◆ Work instruction: A word-for-word restatement of the whole listing is the expected answer.

◆ Data provided:
- - - - -
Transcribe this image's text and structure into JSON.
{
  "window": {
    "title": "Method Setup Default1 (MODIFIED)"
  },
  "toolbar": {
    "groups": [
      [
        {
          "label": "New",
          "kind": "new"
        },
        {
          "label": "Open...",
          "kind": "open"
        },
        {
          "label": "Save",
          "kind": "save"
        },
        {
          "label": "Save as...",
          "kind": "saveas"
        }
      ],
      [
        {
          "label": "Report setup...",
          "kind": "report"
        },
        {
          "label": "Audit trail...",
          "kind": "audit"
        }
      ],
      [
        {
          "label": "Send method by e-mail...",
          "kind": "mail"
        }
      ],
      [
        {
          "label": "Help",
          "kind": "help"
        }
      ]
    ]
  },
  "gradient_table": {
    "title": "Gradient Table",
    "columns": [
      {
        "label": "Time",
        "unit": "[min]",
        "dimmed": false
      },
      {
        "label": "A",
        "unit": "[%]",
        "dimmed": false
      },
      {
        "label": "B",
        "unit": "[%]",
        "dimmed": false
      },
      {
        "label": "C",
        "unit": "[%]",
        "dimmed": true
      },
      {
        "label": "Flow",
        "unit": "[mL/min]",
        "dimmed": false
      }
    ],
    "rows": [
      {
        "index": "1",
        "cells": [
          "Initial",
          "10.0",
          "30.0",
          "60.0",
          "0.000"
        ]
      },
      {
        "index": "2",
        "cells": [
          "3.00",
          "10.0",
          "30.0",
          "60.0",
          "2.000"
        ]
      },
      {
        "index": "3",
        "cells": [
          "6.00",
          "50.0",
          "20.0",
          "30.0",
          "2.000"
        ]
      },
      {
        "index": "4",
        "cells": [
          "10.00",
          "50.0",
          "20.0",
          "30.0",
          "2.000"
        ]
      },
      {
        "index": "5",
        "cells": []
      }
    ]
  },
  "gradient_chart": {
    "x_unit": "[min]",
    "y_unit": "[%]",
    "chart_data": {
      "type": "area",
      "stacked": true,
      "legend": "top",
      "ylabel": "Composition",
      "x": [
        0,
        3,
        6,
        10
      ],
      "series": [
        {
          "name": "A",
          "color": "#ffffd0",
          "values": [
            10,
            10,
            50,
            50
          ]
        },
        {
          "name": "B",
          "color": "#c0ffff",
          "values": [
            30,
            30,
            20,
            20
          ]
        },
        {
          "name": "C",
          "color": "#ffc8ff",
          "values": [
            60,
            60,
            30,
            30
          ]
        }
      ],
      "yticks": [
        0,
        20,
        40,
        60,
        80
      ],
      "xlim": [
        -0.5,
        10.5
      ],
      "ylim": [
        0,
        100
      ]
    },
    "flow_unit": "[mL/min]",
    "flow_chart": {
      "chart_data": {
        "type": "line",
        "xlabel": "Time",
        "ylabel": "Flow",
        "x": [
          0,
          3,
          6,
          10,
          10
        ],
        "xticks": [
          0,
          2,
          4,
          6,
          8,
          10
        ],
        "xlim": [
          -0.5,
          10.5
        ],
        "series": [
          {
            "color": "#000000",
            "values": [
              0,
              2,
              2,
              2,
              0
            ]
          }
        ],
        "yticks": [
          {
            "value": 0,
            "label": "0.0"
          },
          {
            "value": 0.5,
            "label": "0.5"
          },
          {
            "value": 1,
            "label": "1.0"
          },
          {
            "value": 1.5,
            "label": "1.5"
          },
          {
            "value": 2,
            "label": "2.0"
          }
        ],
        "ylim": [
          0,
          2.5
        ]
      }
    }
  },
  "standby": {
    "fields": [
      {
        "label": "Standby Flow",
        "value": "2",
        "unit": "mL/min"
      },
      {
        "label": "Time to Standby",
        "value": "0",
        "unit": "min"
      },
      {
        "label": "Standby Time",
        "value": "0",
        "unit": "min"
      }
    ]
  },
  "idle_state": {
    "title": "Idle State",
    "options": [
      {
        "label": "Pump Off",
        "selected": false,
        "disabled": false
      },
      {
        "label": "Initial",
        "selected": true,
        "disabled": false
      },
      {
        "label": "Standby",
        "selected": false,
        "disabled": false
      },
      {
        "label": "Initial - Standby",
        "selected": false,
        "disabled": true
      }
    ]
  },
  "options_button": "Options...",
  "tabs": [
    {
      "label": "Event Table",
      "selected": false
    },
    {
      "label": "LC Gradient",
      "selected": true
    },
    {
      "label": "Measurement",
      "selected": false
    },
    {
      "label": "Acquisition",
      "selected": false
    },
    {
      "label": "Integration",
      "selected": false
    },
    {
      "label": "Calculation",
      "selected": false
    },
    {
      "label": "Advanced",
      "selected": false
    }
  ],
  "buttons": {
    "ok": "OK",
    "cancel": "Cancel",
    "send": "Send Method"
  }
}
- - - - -
◆ Answer box:
Transcribe this image's text and structure into JSON.
{
  "window": {
    "title": "Method Setup Default1 (MODIFIED)"
  },
  "toolbar": {
    "groups": [
      [
        {
          "label": "New",
          "kind": "new"
        },
        {
          "label": "Open...",
          "kind": "open"
        },
        {
          "label": "Save",
          "kind": "save"
        },
        {
          "label": "Save as...",
          "kind": "saveas"
        }
      ],
      [
        {
          "label": "Report setup...",
          "kind": "report"
        },
        {
          "label": "Audit trail...",
          "kind": "audit"
        }
      ],
      [
        {
          "label": "Send method by e-mail...",
          "kind": "mail"
        }
      ],
      [
        {
          "label": "Help",
          "kind": "help"
        }
      ]
    ]
  },
  "gradient_table": {
    "title": "Gradient Table",
    "columns": [
      {
        "label": "Time",
        "unit": "[min]",
        "dimmed": false
      },
      {
        "label": "A",
        "unit": "[%]",
        "dimmed": false
      },
      {
        "label": "B",
        "unit": "[%]",
        "dimmed": false
      },
      {
        "label": "C",
        "unit": "[%]",
        "dimmed": true
      },
      {
        "label": "Flow",
        "unit": "[mL/min]",
        "dimmed": false
      }
    ],
    "rows": [
      {
        "index": "1",
        "cells": [
          "Initial",
          "10.0",
          "30.0",
          "60.0",
          "0.000"
        ]
      },
      {
        "index": "2",
        "cells": [
          "3.00",
          "10.0",
          "30.0",
          "60.0",
          "2.000"
        ]
      },
      {
        "index": "3",
        "cells": [
          "6.00",
          "50.0",
          "20.0",
          "30.0",
          "2.000"
        ]
      },
      {
        "index": "4",
        "cells": [
          "10.00",
          "50.0",
          "20.0",
          "30.0",
          "2.000"
        ]
      },
      {
        "index": "5",
        "cells": []
      }
    ]
  },
  "gradient_chart": {
    "x_unit": "[min]",
    "y_unit": "[%]",
    "chart_data": {
      "type": "area",
      "stacked": true,
      "legend": "top",
      "ylabel": "Composition",
      "x": [
        0,
        3,
        6,
        10
      ],
      "series": [
        {
          "name": "A",
          "color": "#ffffd0",
          "values": [
            10,
            10,
            50,
            50
          ]
        },
        {
          "name": "B",
          "color": "#c0ffff",
          "values": [
            30,
            30,
            20,
            20
          ]
        },
        {
          "name": "C",
          "color": "#ffc8ff",
          "values": [
            60,
            60,
            30,
            30
          ]
        }
      ],
      "yticks": [
        0,
        20,
        40,
        60,
        80
      ],
      "xlim": [
        -0.5,
        10.5
      ],
      "ylim": [
        0,
        100
      ]
    },
    "flow_unit": "[mL/min]",
    "flow_chart": {
      "chart_data": {
        "type": "line",
        "xlabel": "Time",
        "ylabel": "Flow",
        "x": [
          0,
          3,
          6,
          10,
          10
        ],
        "xticks": [
          0,
          2,
          4,
          6,
          8,
          10
        ],
        "xlim": [
          -0.5,
          10.5
        ],
        "series": [
          {
            "color": "#000000",
            "values": [
              0,
              2,
              2,
              2,
              0
            ]
          }
        ],
        "yticks": [
          {
            "value": 0,
            "label": "0.0"
          },
          {
            "value": 0.5,
            "label": "0.5"
          },
          {
            "value": 1,
            "label": "1.0"
          },
          {
            "value": 1.5,
            "label": "1.5"
          },
          {
            "value": 2,
            "label": "2.0"
          }
        ],
        "ylim": [
          0,
          2.5
        ]
      }
    }
  },
  "standby": {
    "fields": [
      {
        "label": "Standby Flow",
        "value": "2",
        "unit": "mL/min"
      },
      {
        "label": "Time to Standby",
        "value": "0",
        "unit": "min"
      },
      {
        "label": "Standby Time",
        "value": "0",
        "unit": "min"
      }
    ]
  },
  "idle_state": {
    "title": "Idle State",
    "options": [
      {
        "label": "Pump Off",
        "selected": false,
        "disabled": false
      },
      {
        "label": "Initial",
        "selected": true,
        "disabled": false
      },
      {
        "label": "Standby",
        "selected": false,
        "disabled": false
      },
      {
        "label": "Initial - Standby",
        "selected": false,
        "disabled": true
      }
    ]
  },
  "options_button": "Options...",
  "tabs": [
    {
      "label": "Event Table",
      "selected": false
    },
    {
      "label": "LC Gradient",
      "selected": true
    },
    {
      "label": "Measurement",
      "selected": false
    },
    {
      "label": "Acquisition",
      "selected": false
    },
    {
      "label": "Integration",
      "selected": false
    },
    {
      "label": "Calculation",
      "selected": false
    },
    {
      "label": "Advanced",
      "selected": false
    }
  ],
  "buttons": {
    "ok": "OK",
    "cancel": "Cancel",
    "send": "Send Method"
  }
}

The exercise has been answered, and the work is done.